CDC also identifies Risk for COVID-19 Infection, Hospitalization, and Death By Race/Ethnicity. It is important to remember that this is a novel (new) virus, that no one on earth had immunity to when it first arrived. Hence, everyone starts out “at risk”. As more is learned about COVID-19 disease, caused by the coronavirus, the CDC updates its guidance. The list was updated April 2021.
Will the coronavirus and COVID-19 ever go away? Probably not, according to the scientists. See this article in The Scientist, January 2021.
Check the COVID-19 travel recommendations and restrictions for international travel, at this CDC site. Four levels are outlined: from low to very high. As of July 30, 2021, more than 60 countries fall into Level 4 Very High, which CDC advises to “avoid travel”. Hopefully, the travel recommendations will improve as vaccines are administered.
Hand Washing, Hand Hygiene video by the CDC. Take one minute to view the online youtube video for proper handwashing technique and guidelines to help prevent infections. CDC epidemiologist presents the basics – really fast. People often miss washing the thumb and index finger, as well as the finger tips on both hands. Plan to wash and scrub for 20 seconds, about as long as it takes to hum your favorite school fight song.
What impact will COVID-19 have on health insurance rate increases for 2021? According to the American Academy of Actuaries, the COVID-19 pandemic has introduced new uncertainties into developing premium rates for 2021. As we know, and this issue brief points out, “For the first half of 2020, increased health spending due to the direct costs of diagnosing and treating COVID-19 appears to have been more than offset by a reduction in non-COVID-19 health services. It’s unknown how trends will continue through the rest of 2020.” The actuaries did not hazard a guess about rate hikes. Gains and profits made in 2020 (and/or 2021) may be rebated to consumers, if necessary, based on the 3-year formula, instead of lowering 2021 health insurance rates. The report suggests that conservative insurance companies will play it safe and increase premiums as they deem prudent for 2021. Nine page Issue Brief: Drivers of 2021 Health Insurance Premium Changes: The Effects of COVID-19 was published June 2020 at actuary.org.

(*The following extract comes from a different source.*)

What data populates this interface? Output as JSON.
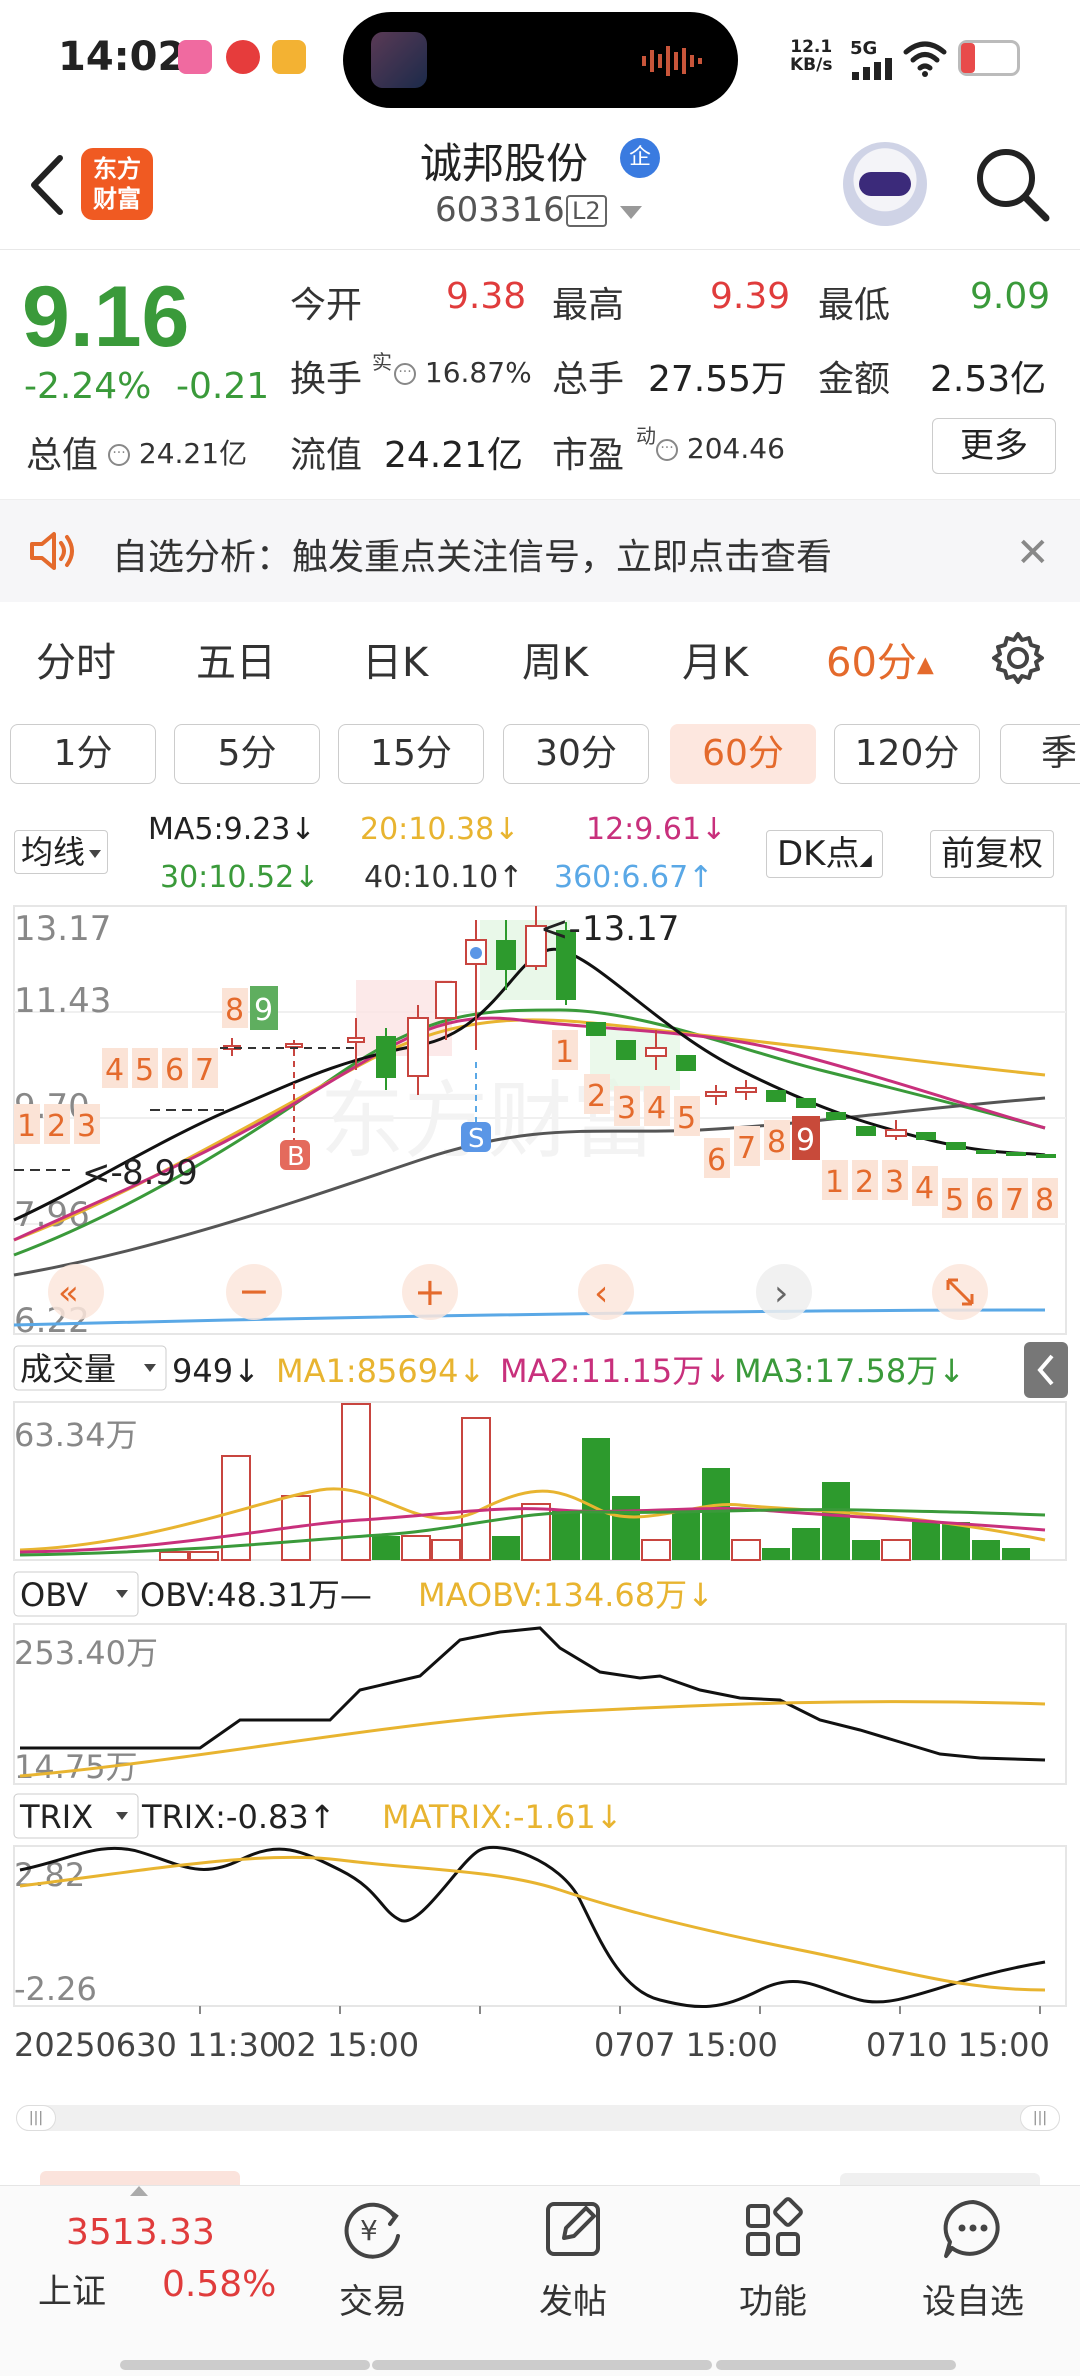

Obesity by MedlinePlus describes Health Risks of Being Overweight, Diagnosis, Prevention, Activity, Causes, and more. The new link from the CDC about obesity and COVID-19, which was added in 2020, has been updated August 2021. Being overweight, obese or having severe obesity all increase the likelihood of becoming severely ill with Covid. Written for the general consumer, no advertisements.

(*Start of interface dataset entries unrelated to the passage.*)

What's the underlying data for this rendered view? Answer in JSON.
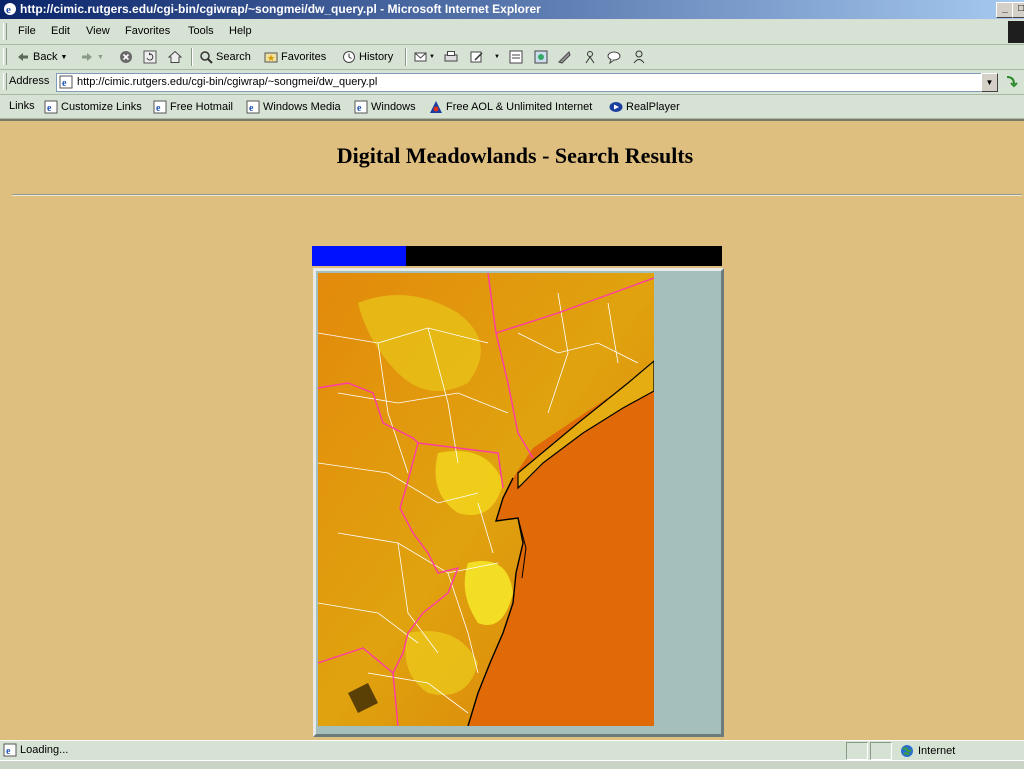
{
  "window": {
    "title": "http://cimic.rutgers.edu/cgi-bin/cgiwrap/~songmei/dw_query.pl - Microsoft Internet Explorer"
  },
  "menu": [
    "File",
    "Edit",
    "View",
    "Favorites",
    "Tools",
    "Help"
  ],
  "toolbar": {
    "back": "Back",
    "search": "Search",
    "favorites": "Favorites",
    "history": "History"
  },
  "address": {
    "label": "Address",
    "url": "http://cimic.rutgers.edu/cgi-bin/cgiwrap/~songmei/dw_query.pl"
  },
  "links": {
    "label": "Links",
    "items": [
      "Customize Links",
      "Free Hotmail",
      "Windows Media",
      "Windows",
      "Free AOL & Unlimited Internet",
      "RealPlayer"
    ]
  },
  "page": {
    "title": "Digital Meadowlands - Search Results",
    "progress_fraction": 0.23
  },
  "status": {
    "text": "Loading...",
    "zone": "Internet"
  },
  "colors": {
    "page_background": "#dfbf80",
    "progress_fill": "#0011ff",
    "map_frame": "#a5bfbd"
  }
}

The Covid vaccine finder from vaccines.gov is the best, easiest way to find a vaccine site near me. Just put in your zip code, and choose which types of vaccine you want – Pfizer, Moderna, and/or the one-shot Johnson & Johnson (J&J). Names and locations of pharmacies, hospitals and other providers will come up. The site tells you whether they have the vaccine in stock or not. CVS, Walgreens, your local pharmacy, and many other providers are included. Authorized by the CDC. This might be the best website government ever created. Editor’s Pick. Another choice is to text your Zip Code to 438829, but the 3 pharmacy sites they list for you might be out of stock. The website gives consumers much more information and lists more Covid vaccine sites.